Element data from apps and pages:
"""
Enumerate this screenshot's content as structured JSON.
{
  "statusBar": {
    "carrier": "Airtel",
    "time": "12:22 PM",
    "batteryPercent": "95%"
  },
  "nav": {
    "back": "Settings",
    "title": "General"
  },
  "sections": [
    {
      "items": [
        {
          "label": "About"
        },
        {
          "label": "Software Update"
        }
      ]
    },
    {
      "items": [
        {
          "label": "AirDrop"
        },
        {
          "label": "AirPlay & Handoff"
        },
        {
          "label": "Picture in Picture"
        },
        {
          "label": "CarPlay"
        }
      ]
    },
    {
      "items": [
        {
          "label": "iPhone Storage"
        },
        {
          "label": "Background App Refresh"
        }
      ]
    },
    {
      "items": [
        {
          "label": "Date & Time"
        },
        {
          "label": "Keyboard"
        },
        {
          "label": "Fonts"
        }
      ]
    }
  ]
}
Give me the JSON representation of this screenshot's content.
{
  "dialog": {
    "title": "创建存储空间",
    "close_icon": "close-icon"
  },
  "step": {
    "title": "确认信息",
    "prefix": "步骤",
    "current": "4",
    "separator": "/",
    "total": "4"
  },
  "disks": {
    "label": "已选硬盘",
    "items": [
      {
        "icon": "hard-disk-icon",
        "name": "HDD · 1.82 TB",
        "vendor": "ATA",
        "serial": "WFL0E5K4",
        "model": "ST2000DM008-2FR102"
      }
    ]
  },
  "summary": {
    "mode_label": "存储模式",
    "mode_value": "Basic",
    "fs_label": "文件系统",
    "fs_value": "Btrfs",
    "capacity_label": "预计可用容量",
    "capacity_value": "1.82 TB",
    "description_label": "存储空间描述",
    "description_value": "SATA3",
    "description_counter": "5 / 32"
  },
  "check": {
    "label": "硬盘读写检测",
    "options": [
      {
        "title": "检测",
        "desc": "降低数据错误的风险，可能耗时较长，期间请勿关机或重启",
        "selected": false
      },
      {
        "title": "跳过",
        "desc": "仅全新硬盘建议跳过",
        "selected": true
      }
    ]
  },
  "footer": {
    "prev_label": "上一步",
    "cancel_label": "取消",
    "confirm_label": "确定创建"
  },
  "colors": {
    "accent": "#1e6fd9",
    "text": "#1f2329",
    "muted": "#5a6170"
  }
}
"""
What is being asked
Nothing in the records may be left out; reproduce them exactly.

Reply to the task
Enumerate this screenshot's content as structured JSON.
{
  "statusBar": {
    "carrier": "Airtel",
    "time": "12:22 PM",
    "batteryPercent": "95%"
  },
  "nav": {
    "back": "Settings",
    "title": "General"
  },
  "sections": [
    {
      "items": [
        {
          "label": "About"
        },
        {
          "label": "Software Update"
        }
      ]
    },
    {
      "items": [
        {
          "label": "AirDrop"
        },
        {
          "label": "AirPlay & Handoff"
        },
        {
          "label": "Picture in Picture"
        },
        {
          "label": "CarPlay"
        }
      ]
    },
    {
      "items": [
        {
          "label": "iPhone Storage"
        },
        {
          "label": "Background App Refresh"
        }
      ]
    },
    {
      "items": [
        {
          "label": "Date & Time"
        },
        {
          "label": "Keyboard"
        },
        {
          "label": "Fonts"
        }
      ]
    }
  ]
}
Give me the JSON representation of this screenshot's content.
{
  "dialog": {
    "title": "创建存储空间",
    "close_icon": "close-icon"
  },
  "step": {
    "title": "确认信息",
    "prefix": "步骤",
    "current": "4",
    "separator": "/",
    "total": "4"
  },
  "disks": {
    "label": "已选硬盘",
    "items": [
      {
        "icon": "hard-disk-icon",
        "name": "HDD · 1.82 TB",
        "vendor": "ATA",
        "serial": "WFL0E5K4",
        "model": "ST2000DM008-2FR102"
      }
    ]
  },
  "summary": {
    "mode_label": "存储模式",
    "mode_value": "Basic",
    "fs_label": "文件系统",
    "fs_value": "Btrfs",
    "capacity_label": "预计可用容量",
    "capacity_value": "1.82 TB",
    "description_label": "存储空间描述",
    "description_value": "SATA3",
    "description_counter": "5 / 32"
  },
  "check": {
    "label": "硬盘读写检测",
    "options": [
      {
        "title": "检测",
        "desc": "降低数据错误的风险，可能耗时较长，期间请勿关机或重启",
        "selected": false
      },
      {
        "title": "跳过",
        "desc": "仅全新硬盘建议跳过",
        "selected": true
      }
    ]
  },
  "footer": {
    "prev_label": "上一步",
    "cancel_label": "取消",
    "confirm_label": "确定创建"
  },
  "colors": {
    "accent": "#1e6fd9",
    "text": "#1f2329",
    "muted": "#5a6170"
  }
}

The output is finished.